--- The data Enclosed Below ---

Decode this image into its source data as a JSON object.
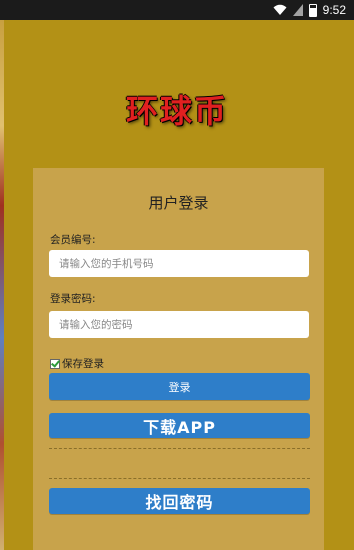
{
  "status_bar": {
    "time": "9:52",
    "icons": [
      "wifi-icon",
      "battery-icon"
    ]
  },
  "app": {
    "title": "环球币"
  },
  "login_panel": {
    "title": "用户登录",
    "member_id": {
      "label": "会员编号:",
      "placeholder": "请输入您的手机号码",
      "value": ""
    },
    "password": {
      "label": "登录密码:",
      "placeholder": "请输入您的密码",
      "value": ""
    },
    "remember": {
      "label": "保存登录",
      "checked": true
    },
    "login_button": "登录",
    "download_button": "下载APP",
    "recover_button": "找回密码"
  },
  "colors": {
    "background": "#b39116",
    "panel": "#c8a34b",
    "button": "#2e7ec9",
    "title_red": "#e02020"
  }
}
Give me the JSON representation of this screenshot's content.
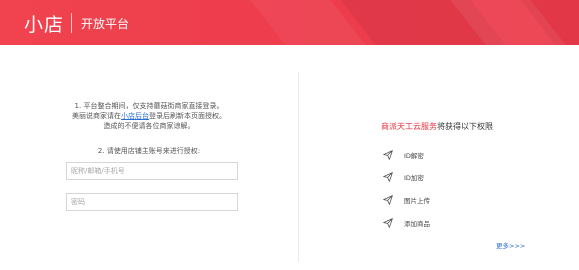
{
  "header": {
    "logo": "小店",
    "platform": "开放平台"
  },
  "login": {
    "notice_line1": "1. 平台整合期间，仅支持蘑菇街商家直接登录。",
    "notice_line2_pre": "美丽说商家请在",
    "notice_link": "小店后台",
    "notice_line2_post": "登录后刷新本页面授权。",
    "notice_line3": "造成的不便请各位商家谅解。",
    "auth_hint": "2. 请使用店铺主账号来进行授权:",
    "account_placeholder": "昵称/邮箱/手机号",
    "password_placeholder": "密码"
  },
  "permissions": {
    "brand": "商派天工云服务",
    "title_suffix": "将获得以下权限",
    "items": [
      "ID解密",
      "ID加密",
      "图片上传",
      "添加商品"
    ],
    "more": "更多>>>"
  },
  "colors": {
    "brand_red": "#ee3e4d",
    "link_blue": "#2a6dd6"
  }
}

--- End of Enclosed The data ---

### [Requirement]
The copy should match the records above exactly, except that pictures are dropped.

### [Response for this exercise]
Decode this image into its source data as a JSON object.
{
  "status_bar": {
    "time": "9:52",
    "icons": [
      "wifi-icon",
      "battery-icon"
    ]
  },
  "app": {
    "title": "环球币"
  },
  "login_panel": {
    "title": "用户登录",
    "member_id": {
      "label": "会员编号:",
      "placeholder": "请输入您的手机号码",
      "value": ""
    },
    "password": {
      "label": "登录密码:",
      "placeholder": "请输入您的密码",
      "value": ""
    },
    "remember": {
      "label": "保存登录",
      "checked": true
    },
    "login_button": "登录",
    "download_button": "下载APP",
    "recover_button": "找回密码"
  },
  "colors": {
    "background": "#b39116",
    "panel": "#c8a34b",
    "button": "#2e7ec9",
    "title_red": "#e02020"
  }
}
Give me the JSON representation of this screenshot's content.
{
  "header": {
    "logo": "小店",
    "platform": "开放平台"
  },
  "login": {
    "notice_line1": "1. 平台整合期间，仅支持蘑菇街商家直接登录。",
    "notice_line2_pre": "美丽说商家请在",
    "notice_link": "小店后台",
    "notice_line2_post": "登录后刷新本页面授权。",
    "notice_line3": "造成的不便请各位商家谅解。",
    "auth_hint": "2. 请使用店铺主账号来进行授权:",
    "account_placeholder": "昵称/邮箱/手机号",
    "password_placeholder": "密码"
  },
  "permissions": {
    "brand": "商派天工云服务",
    "title_suffix": "将获得以下权限",
    "items": [
      "ID解密",
      "ID加密",
      "图片上传",
      "添加商品"
    ],
    "more": "更多>>>"
  },
  "colors": {
    "brand_red": "#ee3e4d",
    "link_blue": "#2a6dd6"
  }
}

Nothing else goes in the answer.